Cloud Atlas is a sprawling, polarizing mess of a film that’s pushed the boundaries of filmmaking while repelling casual moviegoers. Despite my lukewarm reception towards the film, I’m not inhibited from seeing its grand ambition and varied strengths. One of the film’s most transparent, seismic themes woven through the fabric of its connected stories is the transcendence of convention. The film itself, through its casting of a handful of actors to play various genders, races, and ages, honorably substantiates its master thesis by initiating protocols not implemented by Hollywood, or even independent films for that matter. The moment where Cloud Atlas’ boundless narrative and inspired production choices masterfully coalesce is a scene in which varying characters, across space and time, muse about the constraints, societal and physical, restricting their lives. This resounding scene, beautifully cut to one of 2012’s best scores, ends on a bittersweet note where two closeted lovers destroy a collection of porcelain antiques. Porcelain disintegrates at an excessive rate, exploding ferociously within the frame. The sheer magnitude of the moment isn’t lost upon us, as forbidden love defiantly stands under a downpour of history and expectations; watching it crumble at their feet.
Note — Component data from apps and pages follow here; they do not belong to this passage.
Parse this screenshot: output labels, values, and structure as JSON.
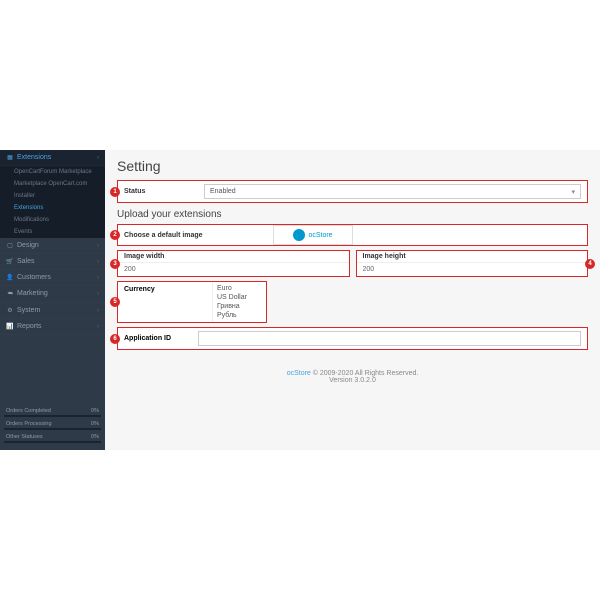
{
  "sidebar": {
    "extensions": "Extensions",
    "subs": [
      "OpenCartForum Marketplace",
      "Marketplace OpenCart.com",
      "Installer",
      "Extensions",
      "Modifications",
      "Events"
    ],
    "design": "Design",
    "sales": "Sales",
    "customers": "Customers",
    "marketing": "Marketing",
    "system": "System",
    "reports": "Reports",
    "stats": [
      {
        "label": "Orders Completed",
        "val": "0%"
      },
      {
        "label": "Orders Processing",
        "val": "0%"
      },
      {
        "label": "Other Statuses",
        "val": "0%"
      }
    ]
  },
  "page": {
    "title": "Setting",
    "status_label": "Status",
    "status_value": "Enabled",
    "upload_title": "Upload your extensions",
    "default_img_label": "Choose a default image",
    "logo_text": "ocStore",
    "width_label": "Image width",
    "width_value": "200",
    "height_label": "Image height",
    "height_value": "200",
    "currency_label": "Currency",
    "currencies": [
      "Euro",
      "US Dollar",
      "Гривна",
      "Рубль"
    ],
    "app_id_label": "Application ID",
    "markers": {
      "1": "1",
      "2": "2",
      "3": "3",
      "4": "4",
      "5": "5",
      "6": "6"
    }
  },
  "footer": {
    "link": "ocStore",
    "copy": " © 2009-2020 All Rights Reserved.",
    "ver": "Version 3.0.2.0"
  }
}
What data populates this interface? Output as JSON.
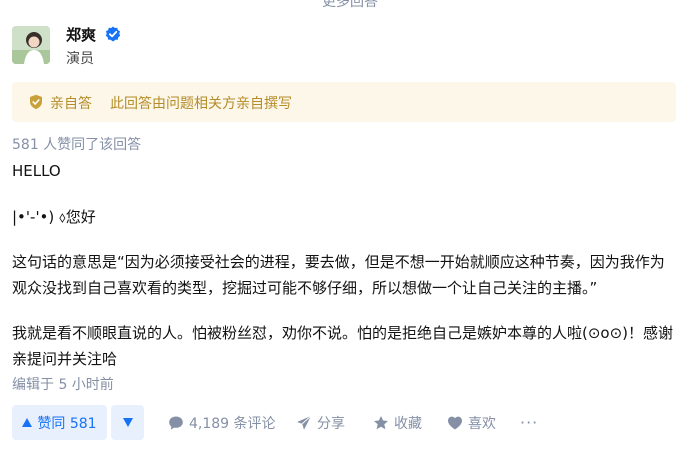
{
  "top_hint": "更多回答",
  "author": {
    "name": "郑爽",
    "title": "演员"
  },
  "notice": {
    "title": "亲自答",
    "text": "此回答由问题相关方亲自撰写"
  },
  "likes_line": "581 人赞同了该回答",
  "content": {
    "p1": "HELLO",
    "p2": "|•'-'•) ⬨您好",
    "p3": "这句话的意思是“因为必须接受社会的进程，要去做，但是不想一开始就顺应这种节奏，因为我作为观众没找到自己喜欢看的类型，挖掘过可能不够仔细，所以想做一个让自己关注的主播。”",
    "p4": "我就是看不顺眼直说的人。怕被粉丝怼，劝你不说。怕的是拒绝自己是嫉妒本尊的人啦(⊙o⊙)！感谢亲提问并关注哈"
  },
  "edited": "编辑于 5 小时前",
  "actions": {
    "vote_up": "赞同 581",
    "comments": "4,189 条评论",
    "share": "分享",
    "favorite": "收藏",
    "like": "喜欢",
    "more": "···"
  },
  "colors": {
    "brand_blue": "#1772f6",
    "vote_bg": "#e8f0fe",
    "notice_bg": "#fdf7ea",
    "notice_text": "#b48c28",
    "muted": "#8590a6"
  },
  "icons": {
    "verified": "verified-badge-icon",
    "notice": "shield-badge-icon",
    "vote_up": "triangle-up-icon",
    "vote_down": "triangle-down-icon",
    "comment": "comment-bubble-icon",
    "share": "paper-plane-icon",
    "favorite": "star-icon",
    "like": "heart-icon"
  }
}
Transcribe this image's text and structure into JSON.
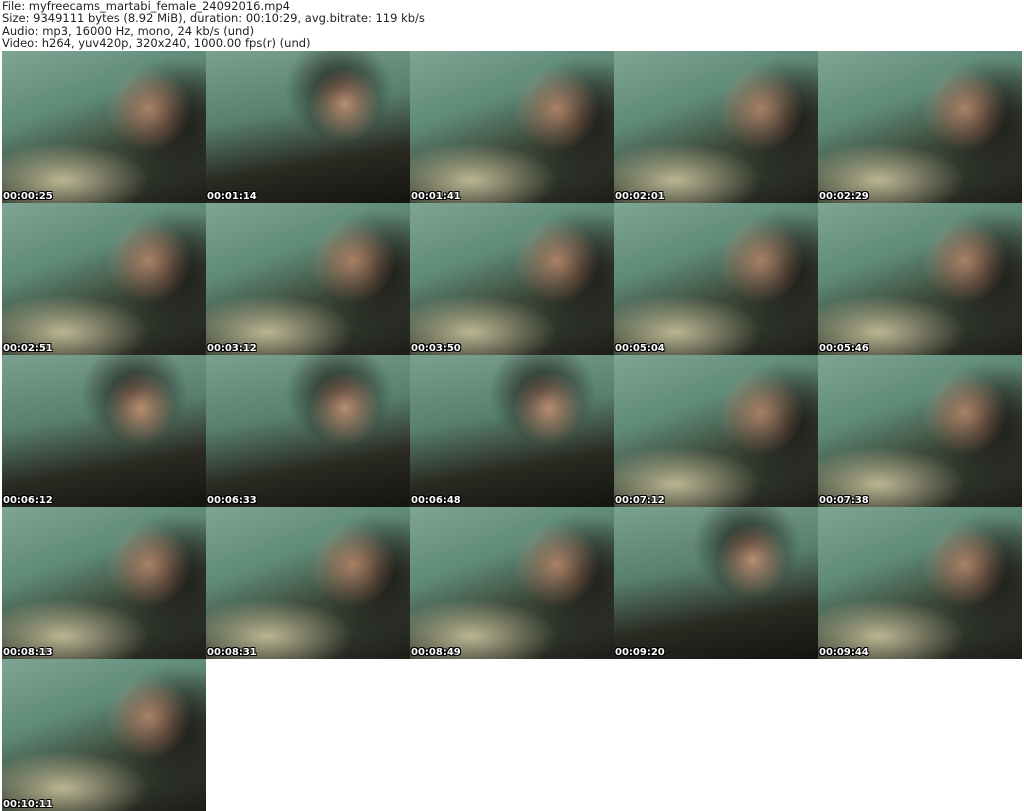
{
  "header": {
    "file": "File: myfreecams_martabi_female_24092016.mp4",
    "size": "Size: 9349111 bytes (8.92 MiB), duration: 00:10:29, avg.bitrate: 119 kb/s",
    "audio": "Audio: mp3, 16000 Hz, mono, 24 kb/s (und)",
    "video": "Video: h264, yuv420p, 320x240, 1000.00 fps(r) (und)"
  },
  "thumbnails": [
    {
      "time": "00:00:25"
    },
    {
      "time": "00:01:14"
    },
    {
      "time": "00:01:41"
    },
    {
      "time": "00:02:01"
    },
    {
      "time": "00:02:29"
    },
    {
      "time": "00:02:51"
    },
    {
      "time": "00:03:12"
    },
    {
      "time": "00:03:50"
    },
    {
      "time": "00:05:04"
    },
    {
      "time": "00:05:46"
    },
    {
      "time": "00:06:12"
    },
    {
      "time": "00:06:33"
    },
    {
      "time": "00:06:48"
    },
    {
      "time": "00:07:12"
    },
    {
      "time": "00:07:38"
    },
    {
      "time": "00:08:13"
    },
    {
      "time": "00:08:31"
    },
    {
      "time": "00:08:49"
    },
    {
      "time": "00:09:20"
    },
    {
      "time": "00:09:44"
    },
    {
      "time": "00:10:11"
    }
  ]
}
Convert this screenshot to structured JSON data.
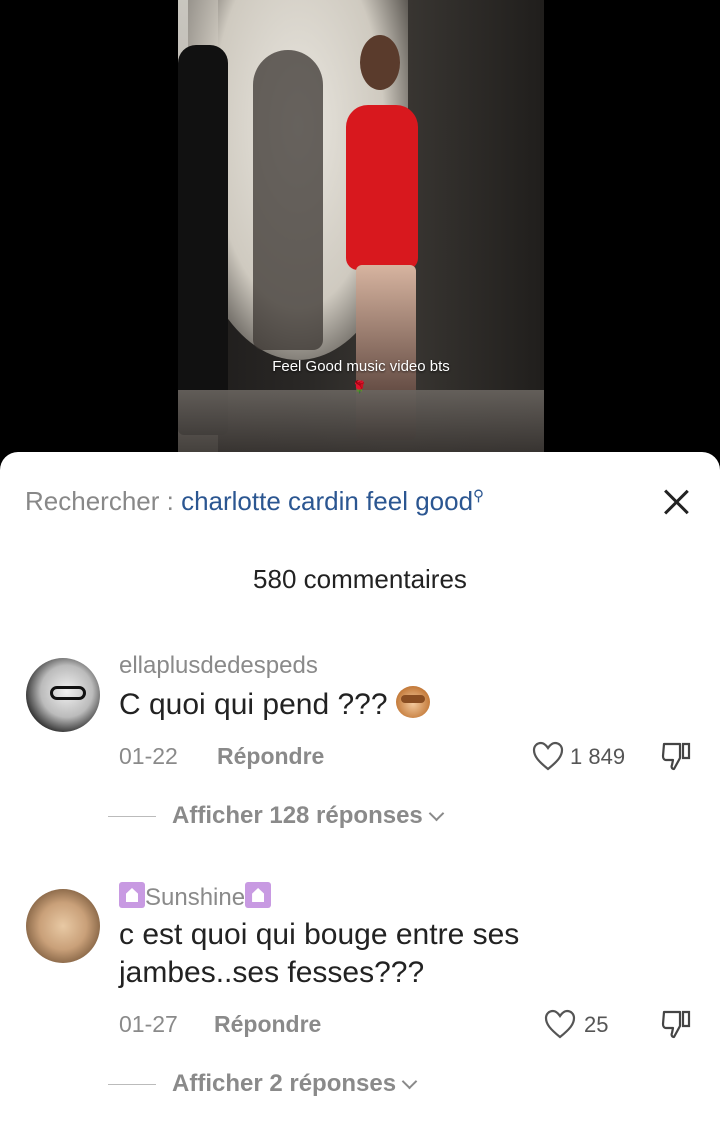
{
  "video": {
    "caption": "Feel Good music video bts"
  },
  "search": {
    "prefix": "Rechercher : ",
    "query": "charlotte cardin feel good"
  },
  "comments_count": "580 commentaires",
  "comments": [
    {
      "username": "ellaplusdedespeds",
      "text": "C quoi qui pend ???",
      "emoji": "see-no-evil-monkey",
      "date": "01-22",
      "reply_label": "Répondre",
      "likes": "1 849",
      "replies_label": "Afficher 128 réponses"
    },
    {
      "username": "Sunshine",
      "text": "c est quoi qui bouge entre ses jambes..ses fesses???",
      "date": "01-27",
      "reply_label": "Répondre",
      "likes": "25",
      "replies_label": "Afficher 2 réponses"
    }
  ],
  "colors": {
    "query": "#2b5691",
    "muted": "#8a8a8a",
    "text": "#222222"
  }
}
Directors: Tom Tykwer, The Wachowskis
Cinematographers: Frank Griebe and John Toll